If Rob Marshall’s INTO THE WOODS (2015) has taught us anything then it’s to be careful what you wish for; a lesson TALE OF TALES director Matteo Garrone must have missed. TALE OF TALES explores three dark and interconnected Italian fairytales which would give Guillermo Del Toro a run for his money. A collage of fantastical and sinister plots, TALE OF TALES is a truly unusual film focussing on desire and the consequences which follow.
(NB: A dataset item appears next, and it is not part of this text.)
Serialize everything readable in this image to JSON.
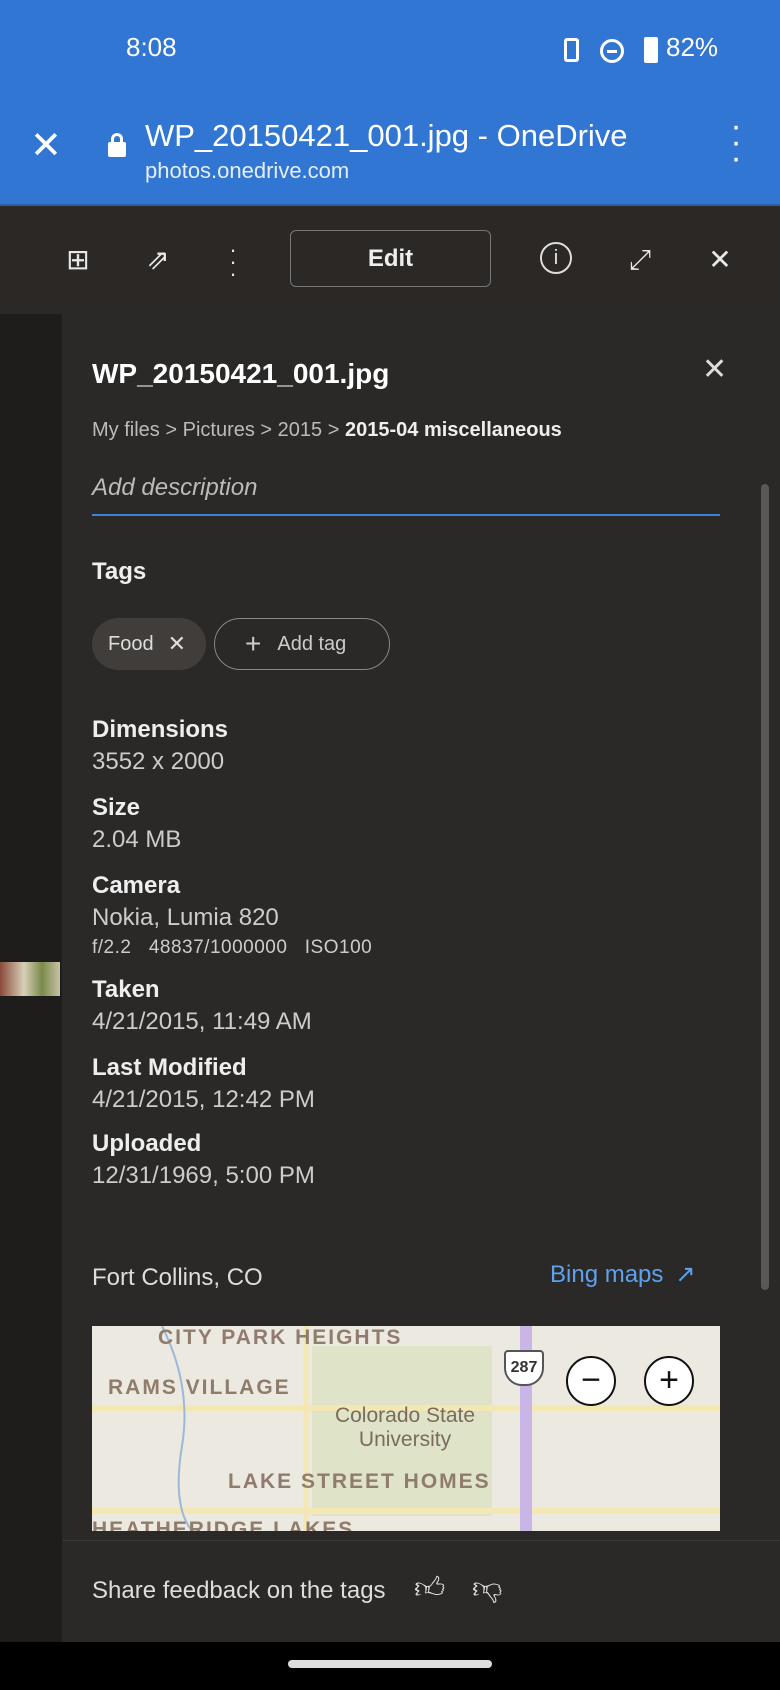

Opening on a convincing medieval courtyard which is soon followed into a room occupied by two protagonists of the first tale, Salma Hayek (WILD WILD WEST (1999) and AMERICANO (2011)) and John C. Reilly (STEPBROTHERS (2008) and GUARDIANS OF THE GALAXY (2014)) as Queen and King of Longtrellis. Troubled by emotions Hayek reveals her distress at her inability to conceive a child, and springboards the first fairytale into motion after receiving a visit from a sombre and ghoulish necromancer. Challenged with the task of eating the heart of a great white sea monster in order to become pregnant Hayek rushes at the chance insisting the king must take on the beast. Fast forward 16 years to where all three fairytales occur simultaneously.
The second tale exists in the form of two witch-like sisters, Imma and Dora, living in a small cottage who are visited by a drunken and promiscuous King of Strongcliff ravenously played by Vincent Cassel (OCEAN’S TWELVE (2004) and BLACK SWAN (2010)). The desire to be loved is matched by the King’s lust to which is left resulting in a story centred around the sisters desperation to be youthful again and eventually jealousy between sisters.
The third and final fairytale enclosed in this film is that of the King of Highills and his daughter Violet, played sublimly by Toby Jones (TINKER TAILOR SOLDIER SPY (2011) and DAD’S ARMY (2016)) and Bebe Cave (GREAT EXPECTATIONS (2012) and CIDER WITH ROSIE (2015)) respectively. From the start of this tale it becomes apparent that the King has lost some connection with his daughter and transfers his paternal instinct towards an enigmatic flea (As strange as this sounds this moment in the film is comparatively normal which really does show how zany and creative the film plot is). Violet strives to have a life away from her father to genuinely experience the world for herself; however, regret arrives in the form of an Ogre and the strength of the father and daughter bond the King and Violet share is tested.
“…mesmerised by the sheer magical nature for the full [feature].”
TALE OF TALES is crafted precisely with each tale interwoven to delay any early conclusions and lengthen the time the audience cares for each character. Appearing to utilise aesthetics from films such as PAN’S LABYRINTH (2006) and BLUEBEARD (2009) as well as from TV productions such as GAME OF THRONES (2011 – ). Originally inspired from Italian fairytales from Giambattista Basile, Garrone has managed to extract Italian essence and produce an English language film, his debut for English language, which delivers to the audience all of the wonder and culture of a foreign language film. The styling Garrone brings to the film allows for a concise and believable story, enabling the audience to be mesmerised by the sheer magical nature for the full 133 minutes. Questionably loaded with far too much content, the film however succeeds in delivering three tales which are recreated expertly.
For a first English language film, full credit must be commended to Garrone who has mastered a difficult project and delivered a film of a calibre in line with horror directors such as Guillermo Del Toro (DEVIL’S BACKBONE (2001) and PAN’S LABYRINTH (2006)) and Frank Darabont (THE MIST (2007)). A film of a similar taste consisting of a cleaner plot would serve as an ideal next project for Garrone and cement his name amongst the greats. TALE OF TALES ultimately entertained and thrilled audiences not only with an impressive cast but alongside triumphant fairytales of an remarkable quality.
Score: 3.5 stars
Review by John Cheshire